SLAM's attorneys describe two kinds of contraband. They explain that there is contraband per se, which include items illegal to possess under any circumstance (author's note: think of counterfeit money) and which can be automatically confiscated by the government without a hearing. They also say that there is derivative contraband, which include lawful items that are forfeitable because they are connected with a crime (author's note: think of a car used in drug trafficking). SLAM argues that if the mask is in fact contraband, then it must be characterized as derivative contraband that is not automatically forfeitable. Because the mask is not automatically forfeitable contraband per se, SLAM argues that the government must present evidence that the object is forfeitable as an item that derives from a criminal act.
SLAM writes in its August 3, 2011 pleading (some citations omitted):
"The Government’s evolving positions with respect to the ownership issue seem to be at war with themselves. First, it admitted in its own pleadings that there are several bases under [Egypt’s patrimony] Law No. 215 which would provide for private ownership of artifacts such as the Mask. Now it argues that Egyptian Law No. 215 forecloses property rights in artifacts such as the Mask and renders them contraband per se, akin to cocaine or an illegal whiskey still. In fact, Egyptian Law No. 117, which was enacted in 1983, after Law No. 215, specifically acknowledges that artifacts such as the Mask could be privately owned. United States v. Schultz, 333 F.3d 393, 401-02 (2d Cir. 2003). In that seminal case, the Second Circuit went on to recognize that Law No. 117 was the first Egyptian law declaring illegal any private ownership of all antiquities found in Egypt after 1983. The Mask, therefore, clearly cannot be considered contraband per se in the way that such items as narcotics are intrinsically unlawful to possess."

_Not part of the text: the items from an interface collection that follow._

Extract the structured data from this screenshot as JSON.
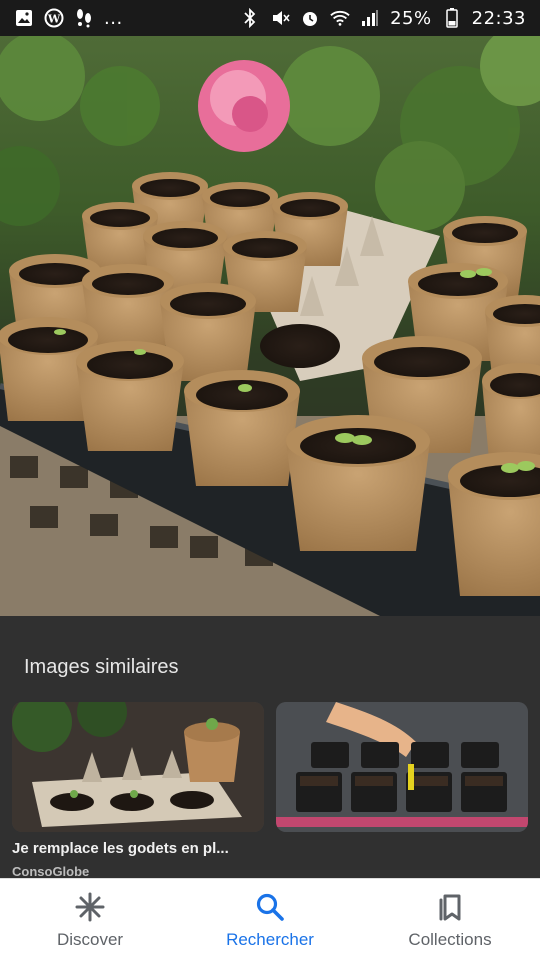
{
  "status_bar": {
    "left_icons": [
      "gallery-icon",
      "wordpress-icon",
      "footprint-icon"
    ],
    "left_more": "...",
    "battery": "25%",
    "time": "22:33",
    "right_icons": [
      "bluetooth-icon",
      "mute-icon",
      "alarm-icon",
      "wifi-icon",
      "signal-icon",
      "battery-icon"
    ]
  },
  "hero": {
    "image_description_icon": "seedling-pots-photo"
  },
  "similar": {
    "title": "Images similaires",
    "items": [
      {
        "caption": "Je remplace les godets en pl...",
        "source": "ConsoGlobe"
      },
      {
        "caption": "",
        "source": ""
      }
    ]
  },
  "bottom_nav": {
    "items": [
      {
        "label": "Discover",
        "icon": "asterisk-icon"
      },
      {
        "label": "Rechercher",
        "icon": "search-icon"
      },
      {
        "label": "Collections",
        "icon": "bookmarks-icon"
      }
    ],
    "active_index": 1,
    "colors": {
      "active": "#1a73e8",
      "inactive": "#5f6368"
    }
  }
}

By making the claim that the mummy mask arguably can be characterized contraband derived from a crime, SLAM tries to reinforce its assertion that the burden of proving the forfeiture is on the government.
Meanwhile, it should be noted that the issue of whether the statute of limitations forecloses the government's seizure action is an argument that SLAM continues to raise. SLAM's lawyers write:
"The Museum has consistently taken the position that the Government’s claim is barred from the outset by the statute of limitations and that its forfeiture claim must fail because the Government is unable to prove the Mask was stolen. In raising the arguments it does, the Government is attempting to delay or avoid the consideration of those questions by confusing the standard for constitutional standing and making the bizarre suggestion that the Court pretend that the Museum claims an interest 'not of a centuries old Egyptian mask, but rather a kilogram of cocaine.'"
The United States Attorney's Office counters SLAM's latest assertions in a pleading filed August 4, saying that SLAM failed to make arguments about the contraband issue when it was supposed to. The government’s lawyers contend that SLAM never before raised the distinction of contraband per se and derivative contraband, writing that the museum only now “disputes whether private ownership of the Mask is authorized under Egyptian law.”